Connection of transmission lines to Karpowership commences
Work has begun to connect the transmission lines to allow the Karadeniz Powership Osman Khan, simply referred to as Karpowership, to resume the supply of power to the national grid after relocating from Tema to Takoradi.
The 470-megawatts (MW) Karadeniz Powership arrived at the anchorage of the Home Port of the Western Naval Command, Sekondi in the Sekondi-Takoradi metropolis last Thursday evening.
The powership, which propelled itself from Tema to the Western Region and in the company of two tugboats, arrived at the anchorage at 10:30 p.m. last Thursday and early yesterday morning, it entered port and positioned at a jetty, the size of a football field.
The Managing Director of Karpowership Ghana Company Limited, Mr Volkan Buyukbicer, said after the successful voyage, work would begin immediately and that the relocation was a win for Ghana and the company.
“I must say today we have achieved what we describe as a ‘big move’, which is very important for the energy sector recovery programme to enable the country to utilise the volume of gas produced offshore Ghana,” he told newsmen.
After the successful mooring, “we will immediately move in to connect to the transmission lines already in place to resume supply of the 450MW to the national grid.”
“We have arrived, we have started work, but we will work faster to beat the 17-day timeline we have given to the nation and I must say at the moment we are on course,” he said.
Mr Buyukbicer said the use of natural gas was environmentally friendly because it burned cleaner than other fossil fuels and gas came with enormous benefits not only to them as power generators but also the nation as a whole.
“When we talk about the economy and natural gas I will say it’s cheaper compared to other fossil fuels and the country will, through the use of the gas, save millions of dollars and help government to meet its contractual agreements with gas producers,” he said.
At the port of the Navy, workers were still working on pipelines that would connect the gas to the powership.
The lines stretch to cover a distance of about 10 kilometres made up of 1.5 kilometres of marine and 8.5 onshore pipeline from the metering station of the Ghana National Gas Company (Ghana Gas) to the shore at Ngyeresia.
The powership, which generates 450MW power to the national grid, is currently off after disconnecting from the grid in order to set sail to Sekondi.
Immediately after the reconnection to the grid at its current location, the powership would continue to run on heavy fuel oil (HFO) until in the middle of November 2019, when it will be connected to off-take the natural gas from the country’s oil fields.
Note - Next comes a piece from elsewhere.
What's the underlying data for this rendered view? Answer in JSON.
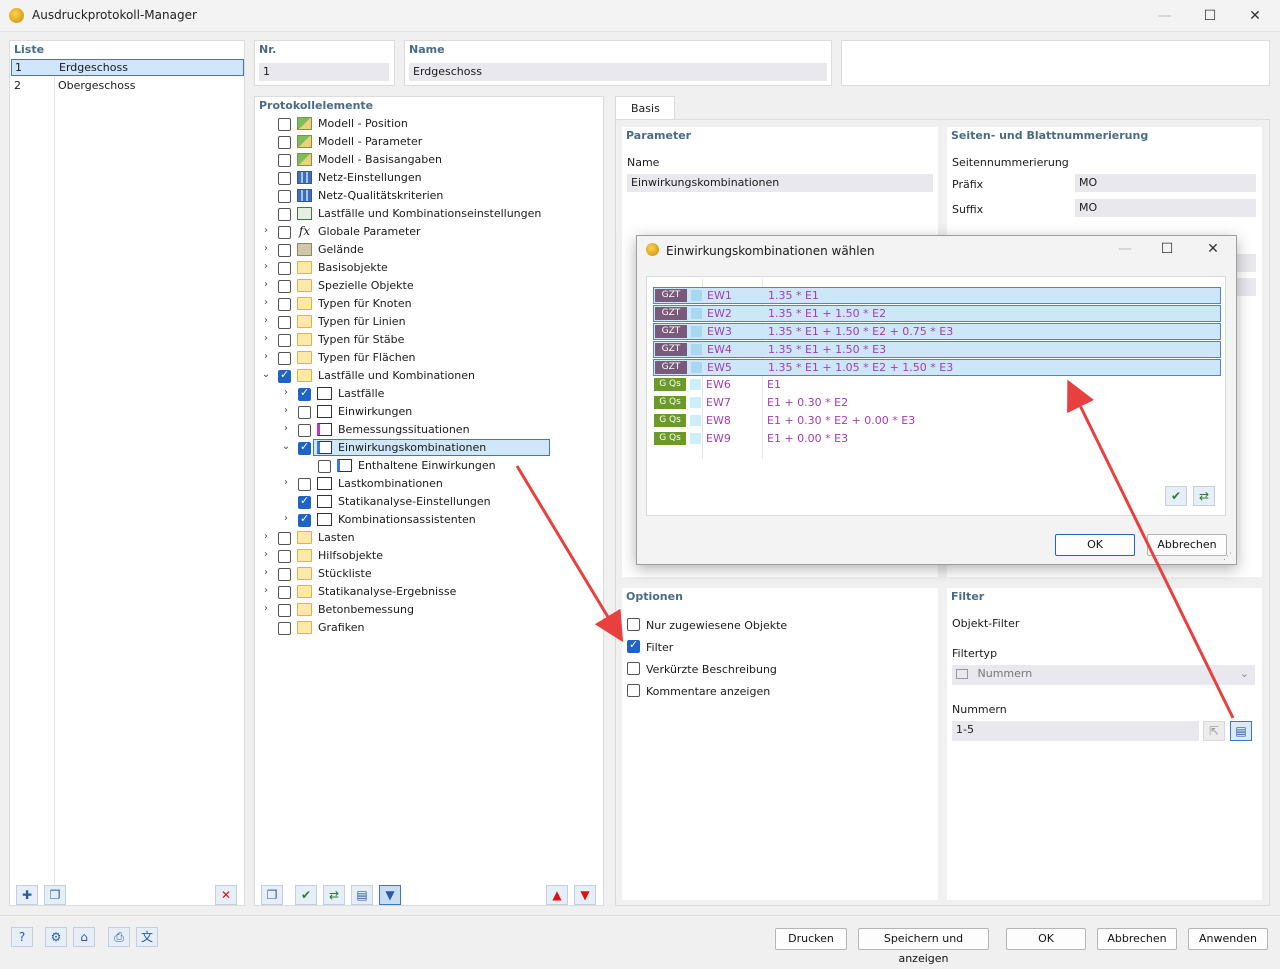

Construction works on the jetty at Sekondi started in August last year.
It also saw the construction, expansion and reinforcement of the breakwater from two metres to four.
When connected, the generating units will be supplied with the 90 million standard cubic feet of gas daily (MMSCFD), which will reduce the cost of transporting gas to Tema and make gas cheaper compared to HFO.
The relocation will also help avert further the take-or-pay contracts that the country is paying without using lean natural gas (LNG)?from offshore fields.
Karpowership and Electricity Company of Ghana (ECG) signed a 450MW Power purchase agreement (PPA) in 2015, paving the way for “Power of Friendship for Ghana”, Karpowership’s first project in Africa.
The development also marks a significant step towards meeting the electricity demands of Ghana’s population and industry.
It is also an economical solution to Ghana’s existing electricity supply that relies on expensive crude oil, while providing local employment and valuable foreign direct investment.
Under the pact, Karpowership will supply electricity to Ghana for 20 years, whereby the operations that have started with liquid-fuel in 2015 is currently switching to natural gas.
The Karadeniz Powership Osman Khan was shut down temporarily last Tuesday for about 17 days.
With the powership’s 450MW generation off the grid, the power shortfall will be filled by a number of measures, including power from some dormant thermal plants in the eastern power enclave within Tema and Kpone in the Greater Accra Region.
They include supply from power plants such as Sunon Asogli Power Plant, Tema Thermal 1 Plant (TT1PP), the Tema Thermal 2 Plant (TT2PP), Aska and the Kpone Thermal Power Plant (KTPP).